But it’s hard to overlook the fact that the prevalence of overweight and obese Americans has steadily edged upward since the onset of NLEA. Perhaps labeling is making the rate of increase slower than it otherwise would have been, but that’s difficult to measure. What we can say for certain about nutritional labels is that while users have generally gained less Body Mass Index (BMI) than non-users, the impact has been modest at best for all users except non-Hispanic women (and no one, as far as I can tell, knows why that’s the case).
It’s true that if more non-users read more labels, then skyward obesity trends might start to plateau. But that’s a big if. The challenge of becoming label literate is underscored by the fact that savvy brand labels so often counteract nutritional data. I recently purchased an 8-oz bag of granola (granola=good for me, right?) adorned with an earth friendly label that all but screamed “healthy choice!” It wasn’t until I got home and read the fine print that I learned that this supposedly friendly bag of dietary virtue was little more than a plastic sac of fat-enhanced with butter and two days worth of saturated fat.

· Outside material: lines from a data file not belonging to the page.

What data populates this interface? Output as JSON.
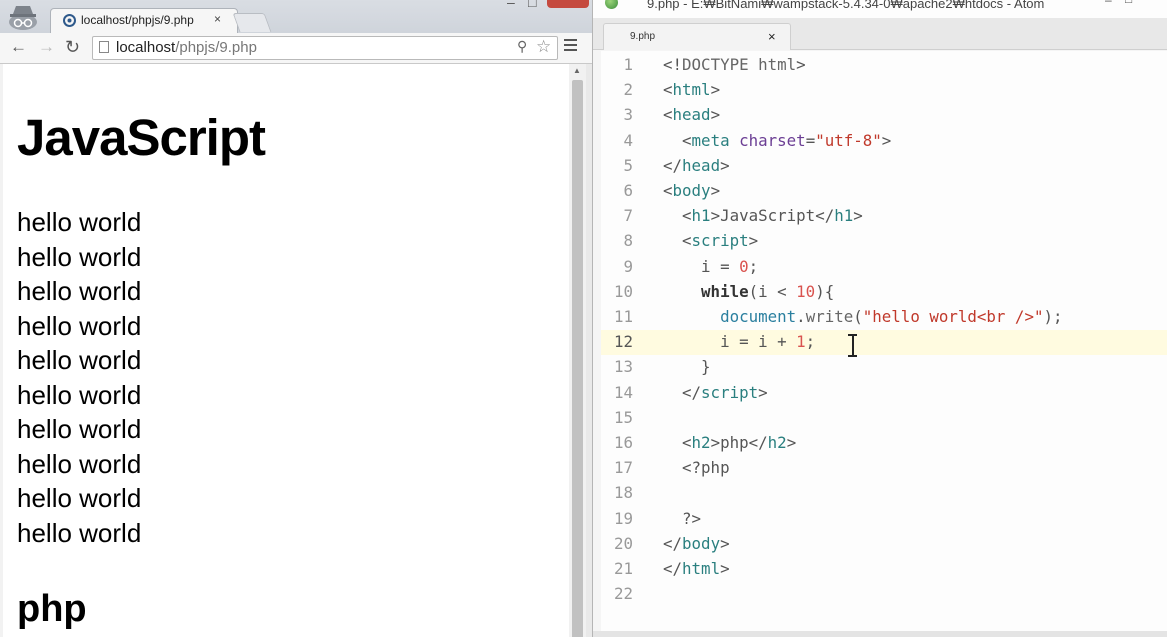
{
  "browser": {
    "tab": {
      "title": "localhost/phpjs/9.php",
      "close": "×"
    },
    "url": {
      "host": "localhost",
      "path": "/phpjs/9.php"
    },
    "buttons": {
      "back": "←",
      "forward": "→",
      "reload": "↻",
      "zoom": "⚲",
      "bookmark": "☆"
    },
    "page": {
      "heading1": "JavaScript",
      "lines": [
        "hello world",
        "hello world",
        "hello world",
        "hello world",
        "hello world",
        "hello world",
        "hello world",
        "hello world",
        "hello world",
        "hello world"
      ],
      "heading2": "php"
    }
  },
  "atom": {
    "window_title": "9.php - E:₩BitNami₩wampstack-5.4.34-0₩apache2₩htdocs - Atom",
    "tab": {
      "title": "9.php",
      "close": "×"
    },
    "current_line": 12,
    "lines": [
      {
        "n": "1",
        "tokens": [
          [
            "punc",
            "<!"
          ],
          [
            "dim",
            "DOCTYPE html"
          ],
          [
            "punc",
            ">"
          ]
        ]
      },
      {
        "n": "2",
        "tokens": [
          [
            "punc",
            "<"
          ],
          [
            "tag",
            "html"
          ],
          [
            "punc",
            ">"
          ]
        ]
      },
      {
        "n": "3",
        "tokens": [
          [
            "punc",
            "<"
          ],
          [
            "tag",
            "head"
          ],
          [
            "punc",
            ">"
          ]
        ]
      },
      {
        "n": "4",
        "tokens": [
          [
            "punc",
            "  <"
          ],
          [
            "tag",
            "meta"
          ],
          [
            "punc",
            " "
          ],
          [
            "attr",
            "charset"
          ],
          [
            "punc",
            "="
          ],
          [
            "str",
            "\"utf-8\""
          ],
          [
            "punc",
            ">"
          ]
        ]
      },
      {
        "n": "5",
        "tokens": [
          [
            "punc",
            "</"
          ],
          [
            "tag",
            "head"
          ],
          [
            "punc",
            ">"
          ]
        ]
      },
      {
        "n": "6",
        "tokens": [
          [
            "punc",
            "<"
          ],
          [
            "tag",
            "body"
          ],
          [
            "punc",
            ">"
          ]
        ]
      },
      {
        "n": "7",
        "tokens": [
          [
            "punc",
            "  <"
          ],
          [
            "tag",
            "h1"
          ],
          [
            "punc",
            ">JavaScript</"
          ],
          [
            "tag",
            "h1"
          ],
          [
            "punc",
            ">"
          ]
        ]
      },
      {
        "n": "8",
        "tokens": [
          [
            "punc",
            "  <"
          ],
          [
            "tag",
            "script"
          ],
          [
            "punc",
            ">"
          ]
        ]
      },
      {
        "n": "9",
        "tokens": [
          [
            "punc",
            "    i = "
          ],
          [
            "num",
            "0"
          ],
          [
            "punc",
            ";"
          ]
        ]
      },
      {
        "n": "10",
        "tokens": [
          [
            "punc",
            "    "
          ],
          [
            "kw",
            "while"
          ],
          [
            "punc",
            "(i < "
          ],
          [
            "num",
            "10"
          ],
          [
            "punc",
            "){"
          ]
        ]
      },
      {
        "n": "11",
        "tokens": [
          [
            "punc",
            "      "
          ],
          [
            "obj",
            "document"
          ],
          [
            "punc",
            "."
          ],
          [
            "dim",
            "write"
          ],
          [
            "punc",
            "("
          ],
          [
            "str",
            "\"hello world<br />\""
          ],
          [
            "punc",
            ");"
          ]
        ]
      },
      {
        "n": "12",
        "tokens": [
          [
            "punc",
            "      i = i + "
          ],
          [
            "num",
            "1"
          ],
          [
            "punc",
            ";"
          ]
        ]
      },
      {
        "n": "13",
        "tokens": [
          [
            "punc",
            "    }"
          ]
        ]
      },
      {
        "n": "14",
        "tokens": [
          [
            "punc",
            "  </"
          ],
          [
            "tag",
            "script"
          ],
          [
            "punc",
            ">"
          ]
        ]
      },
      {
        "n": "15",
        "tokens": []
      },
      {
        "n": "16",
        "tokens": [
          [
            "punc",
            "  <"
          ],
          [
            "tag",
            "h2"
          ],
          [
            "punc",
            ">php</"
          ],
          [
            "tag",
            "h2"
          ],
          [
            "punc",
            ">"
          ]
        ]
      },
      {
        "n": "17",
        "tokens": [
          [
            "punc",
            "  <?php"
          ]
        ]
      },
      {
        "n": "18",
        "tokens": []
      },
      {
        "n": "19",
        "tokens": [
          [
            "punc",
            "  ?>"
          ]
        ]
      },
      {
        "n": "20",
        "tokens": [
          [
            "punc",
            "</"
          ],
          [
            "tag",
            "body"
          ],
          [
            "punc",
            ">"
          ]
        ]
      },
      {
        "n": "21",
        "tokens": [
          [
            "punc",
            "</"
          ],
          [
            "tag",
            "html"
          ],
          [
            "punc",
            ">"
          ]
        ]
      },
      {
        "n": "22",
        "tokens": []
      }
    ]
  }
}
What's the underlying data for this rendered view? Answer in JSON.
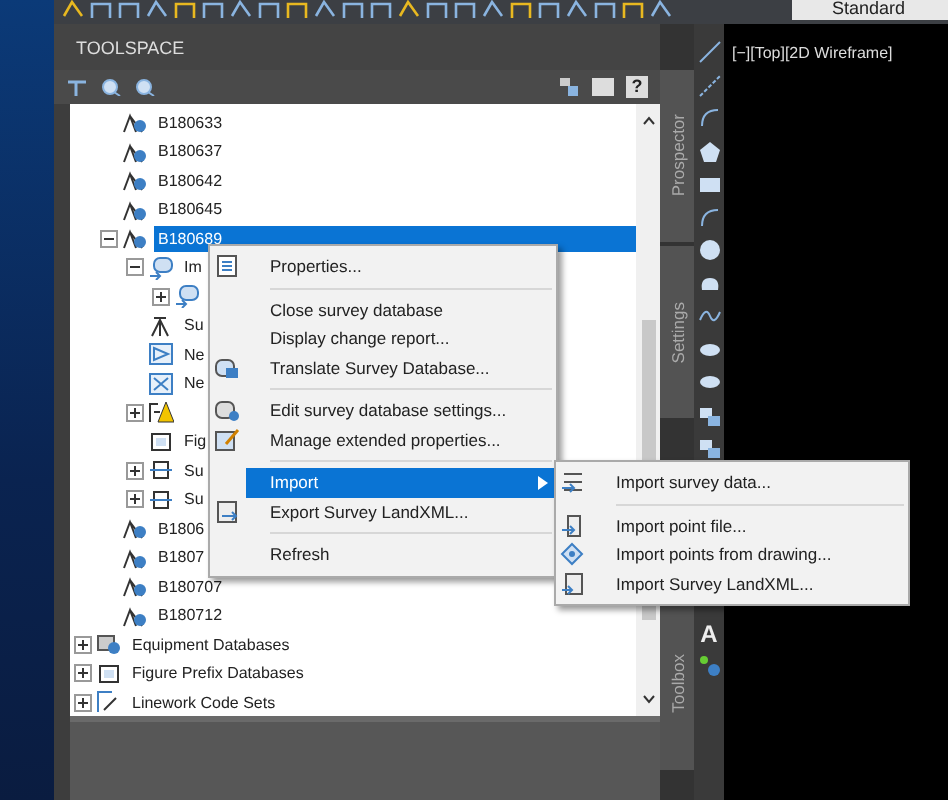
{
  "toolbar": {
    "style_dropdown": "Standard"
  },
  "toolspace": {
    "title": "TOOLSPACE",
    "help_button": "?",
    "tree": {
      "survey_databases": [
        {
          "label": "B180633",
          "kind": "database",
          "selected": false
        },
        {
          "label": "B180637",
          "kind": "database",
          "selected": false
        },
        {
          "label": "B180642",
          "kind": "database",
          "selected": false
        },
        {
          "label": "B180645",
          "kind": "database",
          "selected": false
        },
        {
          "label": "B180689",
          "kind": "database",
          "selected": true,
          "expanded": true,
          "children": [
            {
              "label": "Im",
              "kind": "import",
              "expanded": true,
              "children": [
                {
                  "kind": "import",
                  "expanded": false
                }
              ]
            },
            {
              "label": "Su",
              "kind": "survey"
            },
            {
              "label": "Ne",
              "kind": "network"
            },
            {
              "label": "Ne",
              "kind": "network2"
            },
            {
              "kind": "warning",
              "expanded": false
            },
            {
              "label": "Fig",
              "kind": "figure"
            },
            {
              "label": "Su",
              "kind": "group",
              "expanded": false
            },
            {
              "label": "Su",
              "kind": "group2",
              "expanded": false
            }
          ]
        },
        {
          "label": "B1806",
          "kind": "database",
          "selected": false
        },
        {
          "label": "B1807",
          "kind": "database",
          "selected": false
        },
        {
          "label": "B180707",
          "kind": "database",
          "selected": false
        },
        {
          "label": "B180712",
          "kind": "database",
          "selected": false
        }
      ],
      "root_items": [
        {
          "label": "Equipment Databases",
          "kind": "equipment",
          "selected": false,
          "expanded": false
        },
        {
          "label": "Figure Prefix Databases",
          "kind": "figure",
          "selected": false,
          "expanded": false
        },
        {
          "label": "Linework Code Sets",
          "kind": "linework",
          "selected": false,
          "expanded": false
        }
      ]
    }
  },
  "context_menu": {
    "items": [
      {
        "label": "Properties...",
        "selected": false
      },
      {
        "label": "Close survey database",
        "separator_before": true,
        "selected": false
      },
      {
        "label": "Display change report...",
        "selected": false
      },
      {
        "label": "Translate Survey Database...",
        "selected": false
      },
      {
        "label": "Edit survey database settings...",
        "separator_before": true,
        "selected": false
      },
      {
        "label": "Manage extended properties...",
        "selected": false
      },
      {
        "label": "Import",
        "separator_before": true,
        "selected": true,
        "submenu": true
      },
      {
        "label": "Export Survey LandXML...",
        "selected": false
      },
      {
        "label": "Refresh",
        "separator_before": true,
        "selected": false
      }
    ]
  },
  "submenu": {
    "items": [
      {
        "label": "Import survey data...",
        "selected": false
      },
      {
        "label": "Import point file...",
        "separator_before": true,
        "selected": false
      },
      {
        "label": "Import points from drawing...",
        "selected": false
      },
      {
        "label": "Import Survey LandXML...",
        "selected": false
      }
    ]
  },
  "side_tabs": [
    {
      "label": "Prospector"
    },
    {
      "label": "Settings"
    },
    {
      "label": "Toolbox"
    }
  ],
  "palette": {
    "text_tool": "A"
  },
  "viewport": {
    "label": "[−][Top][2D Wireframe]"
  }
}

For now, my sense is that, for most of the population, the intoxication of fat and sugar (often disguised as health food) will continue to bend with great reluctance to the officious details of a little label. This isn’t to say we should stop labeling-more nutritional information cannot hurt. But let’s not oversell its promise when it comes to substantially alleviating our lust for crap.
A third method that’s been put forth to improve the American diet is to make healthy food more accessible. There’s been considerable talk in policy circles lately about the prevalence of “food deserts” and “food swamps”-culinary netherworlds where fresh produce is either non-existent or deluged under a sea of Twinkies and Fruit Loops. The solution here also seems perfectly logical: provide incentives for grocery stores selling fresh produce to sprout up in under served areas. Obama’s 2011 budget has appropriated $400 million to do precisely that.
But don’t expect much. There’s plenty of evidence supporting a strong correlation between ease of access to healthy food and reduced obesity risk. Similarly, there’s proof that those with limited access to healthy food spend less on it. Causation, though, is another matter. A couple of things to consider: a) a study of Supplemental Nutrition Assistance Program (SNAP) recipients found that participants lived an average of 1.8 miles from the nearest source of fresh produce but still traveled an average of 4.9 miles (most likely to a superstore) to buy their groceries; and b) sixty-eight percent of Americans are fat but-at the most-8 percent of us lack easy access to healthy food choices. Interpreting these points, Michele Ver Ploeg sums up their implications nicely: “Even though most Americans have fabulous access to healthy foods, on average, they eat only about half the recommended daily levels of fruits and vegetables.” In other words, we behave irrationally.
When it comes to food, I would venture to say that we’re all irrational. No matter what the nature of our diet, there’s always something to it that, on some level, from some perspective, doesn’t make sense, even to ourselves. I suspect that this is why we’re so wildly passionate about our food choices (as I’m sure responses to this piece will confirm)-our conviction compensates for the fact that we can never be totally sure why we’re eating what we’re eating. Given the measures that so many Americans do to lose weight-diet pills, gastric bypass surgery, smoking, the paleo diet, the Atkins diet, the South Beach diet, and so on– is it likely that we’ll consistently follow the perfectly rational incentives designed by benevolent governmental guardians? Fat chance.